Attorneys for a western Pennsylvania boy who was 11 when he allegedly killed his father's pregnant fiancee want an appeals court to release him from custody while it decides whether his trial will be public at the request of three newspapers.
The state Superior Court heard the newspapers' appeal last week in the case of Jordan Brown, now 14.
His trial, originally scheduled for September 2011, has been delayed indefinitely by the appeal filed by the New Castle News, the Pittsburgh Post-Gazette and the Pittsburgh Tribune-Review.
The court is "expediting" the newspapers' appeal, but defense attorney Stephen Colafella told The Associated Press on Thursday he feels Brown has been incarcerated too long without a trial. That's why the defense filed a Superior Court petition Wednesday, first reported by the Beaver County Times, seeking Brown's release.
Colafella said it's possible the newspaper appeal will be decided, and the juvenile trial rescheduled, even before the appeals court takes up the release petition.
Brown has been in a juvenile detention center in Erie, about 80 miles from his home in Wampum, since shortly after the Feb. 20, 2009 killing of 26-year-old Kenzie Houk. Her unborn son also died from a lack of oxygen after Brown killed her with his shotgun minutes before leaving for school, prosecutors said.

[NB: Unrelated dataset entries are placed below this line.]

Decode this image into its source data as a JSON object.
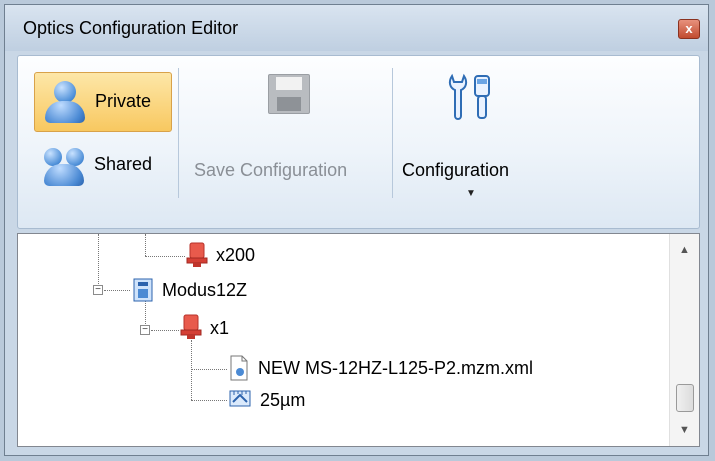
{
  "window": {
    "title": "Optics Configuration Editor",
    "close_glyph": "x"
  },
  "toolbar": {
    "private_label": "Private",
    "shared_label": "Shared",
    "save_label": "Save Configuration",
    "configuration_label": "Configuration",
    "dropdown_glyph": "▼"
  },
  "tree": {
    "items": [
      {
        "label": "x200",
        "icon": "objective-lens-icon"
      },
      {
        "label": "Modus12Z",
        "icon": "microscope-module-icon",
        "expanded": true
      },
      {
        "label": "x1",
        "icon": "objective-lens-icon",
        "expanded": true
      },
      {
        "label": "NEW MS-12HZ-L125-P2.mzm.xml",
        "icon": "file-icon"
      },
      {
        "label": "25µm",
        "icon": "calibration-icon"
      }
    ],
    "expander_glyph": "−"
  },
  "scrollbar": {
    "up_glyph": "▲",
    "down_glyph": "▼"
  },
  "colors": {
    "accent": "#f8c860",
    "title_bg": "#c9d7e6",
    "lens_red": "#e0453a"
  }
}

State law requires criminal homicide charges to be filed in Common Pleas, or "adult" court, regardless of a defendant's age so Brown's identity and other details were widely reported before his attorneys convinced a Lawrence County judge to move the case to juvenile court last year. Another judge then ruled the trial would be closed.
State law says juvenile court trials for certain serious felonies must be public if the defendant was at least 12. But judges have discretion to close trials for younger defendants to protect their privacy and other rights while under juvenile court jurisdiction, which ends when they turn 21. Brown faced up to life in prison if convicted in "adult" court.
The newspapers contend prior publicity has made a closed trial unnecessary and argued Brown's attorneys and his father, Christopher _ who proclaimed Jordan's innocence on ABC's "Good Morning America" last year _ have made the trial's outcome a matter of compelling public interest.
Investigators contend only Houk's two younger daughters, ages 7 and 4, were the only others home when she was shot and even the judge who moved the case to juvenile court conceded the evidence points to Jordan.
But the defense argues Brown hasn't waived his rights to a closed trial and cloistered court supervision because of the past publicity, and Colafella said real questions remain about the boy's guilt.
"I can tell you we intend to paint a different picture when we go to trial," Colafella said.
A state attorney general's spokesman declined to comment.
Information from: Beaver County Times, http://www.timesonline.com/